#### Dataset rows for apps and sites
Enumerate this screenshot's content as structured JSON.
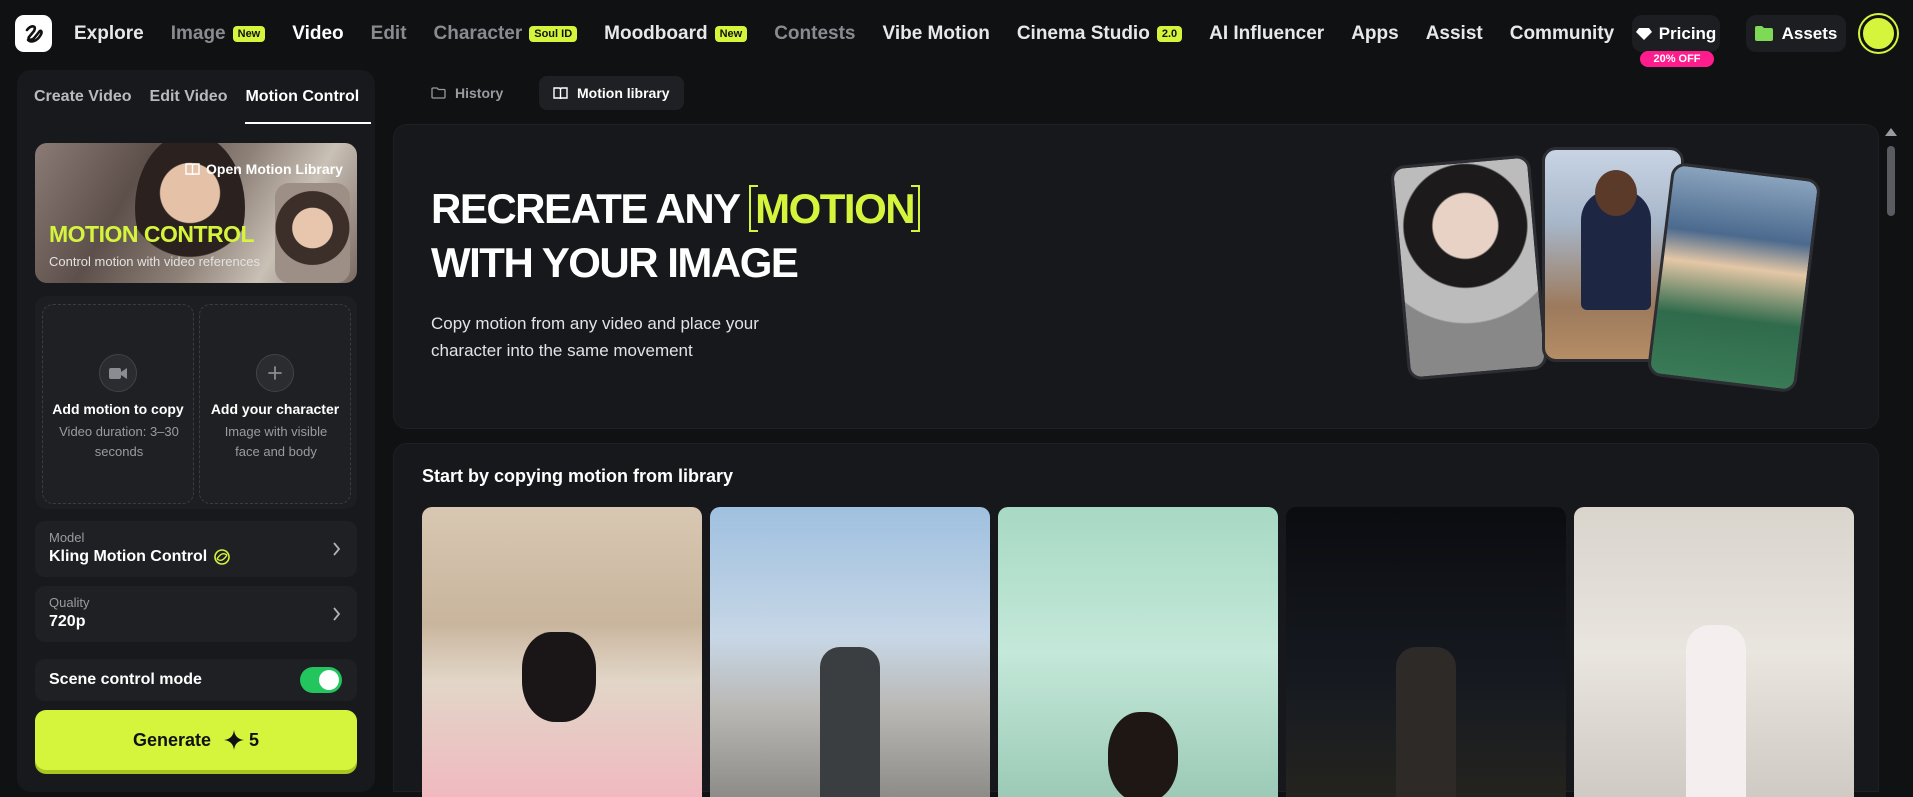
{
  "nav": {
    "items": [
      {
        "label": "Explore",
        "badge": ""
      },
      {
        "label": "Image",
        "badge": "New"
      },
      {
        "label": "Video",
        "badge": ""
      },
      {
        "label": "Edit",
        "badge": ""
      },
      {
        "label": "Character",
        "badge": "Soul ID"
      },
      {
        "label": "Moodboard",
        "badge": "New"
      },
      {
        "label": "Contests",
        "badge": ""
      },
      {
        "label": "Vibe Motion",
        "badge": ""
      },
      {
        "label": "Cinema Studio",
        "badge": "2.0"
      },
      {
        "label": "AI Influencer",
        "badge": ""
      },
      {
        "label": "Apps",
        "badge": ""
      },
      {
        "label": "Assist",
        "badge": ""
      },
      {
        "label": "Community",
        "badge": ""
      }
    ],
    "pricing_label": "Pricing",
    "discount_badge": "20% OFF",
    "assets_label": "Assets"
  },
  "left_panel": {
    "tabs": [
      "Create Video",
      "Edit Video",
      "Motion Control"
    ],
    "motion_card": {
      "open_library": "Open Motion Library",
      "title": "MOTION CONTROL",
      "subtitle": "Control motion with video references"
    },
    "upload_motion": {
      "title": "Add motion to copy",
      "subtitle": "Video duration: 3–30 seconds"
    },
    "upload_character": {
      "title": "Add your character",
      "subtitle": "Image with visible face and body"
    },
    "model": {
      "label": "Model",
      "value": "Kling Motion Control"
    },
    "quality": {
      "label": "Quality",
      "value": "720p"
    },
    "scene_control": {
      "label": "Scene control mode",
      "enabled": true
    },
    "generate": {
      "label": "Generate",
      "cost": "5"
    }
  },
  "main": {
    "tabs": [
      "History",
      "Motion library"
    ],
    "hero": {
      "line1_prefix": "RECREATE ANY",
      "line1_highlight": "MOTION",
      "line2": "WITH YOUR IMAGE",
      "description": "Copy motion from any video and place your character into the same movement"
    },
    "library_title": "Start by copying motion from library"
  },
  "colors": {
    "accent": "#d5f53c",
    "discount": "#ff1d8e",
    "toggle_on": "#22c55e",
    "background": "#101113"
  }
}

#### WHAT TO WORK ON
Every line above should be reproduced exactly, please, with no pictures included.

#### EXERCISE RESPONSE
Enumerate this screenshot's content as structured JSON.
{
  "nav": {
    "items": [
      {
        "label": "Explore",
        "badge": ""
      },
      {
        "label": "Image",
        "badge": "New"
      },
      {
        "label": "Video",
        "badge": ""
      },
      {
        "label": "Edit",
        "badge": ""
      },
      {
        "label": "Character",
        "badge": "Soul ID"
      },
      {
        "label": "Moodboard",
        "badge": "New"
      },
      {
        "label": "Contests",
        "badge": ""
      },
      {
        "label": "Vibe Motion",
        "badge": ""
      },
      {
        "label": "Cinema Studio",
        "badge": "2.0"
      },
      {
        "label": "AI Influencer",
        "badge": ""
      },
      {
        "label": "Apps",
        "badge": ""
      },
      {
        "label": "Assist",
        "badge": ""
      },
      {
        "label": "Community",
        "badge": ""
      }
    ],
    "pricing_label": "Pricing",
    "discount_badge": "20% OFF",
    "assets_label": "Assets"
  },
  "left_panel": {
    "tabs": [
      "Create Video",
      "Edit Video",
      "Motion Control"
    ],
    "motion_card": {
      "open_library": "Open Motion Library",
      "title": "MOTION CONTROL",
      "subtitle": "Control motion with video references"
    },
    "upload_motion": {
      "title": "Add motion to copy",
      "subtitle": "Video duration: 3–30 seconds"
    },
    "upload_character": {
      "title": "Add your character",
      "subtitle": "Image with visible face and body"
    },
    "model": {
      "label": "Model",
      "value": "Kling Motion Control"
    },
    "quality": {
      "label": "Quality",
      "value": "720p"
    },
    "scene_control": {
      "label": "Scene control mode",
      "enabled": true
    },
    "generate": {
      "label": "Generate",
      "cost": "5"
    }
  },
  "main": {
    "tabs": [
      "History",
      "Motion library"
    ],
    "hero": {
      "line1_prefix": "RECREATE ANY",
      "line1_highlight": "MOTION",
      "line2": "WITH YOUR IMAGE",
      "description": "Copy motion from any video and place your character into the same movement"
    },
    "library_title": "Start by copying motion from library"
  },
  "colors": {
    "accent": "#d5f53c",
    "discount": "#ff1d8e",
    "toggle_on": "#22c55e",
    "background": "#101113"
  }
}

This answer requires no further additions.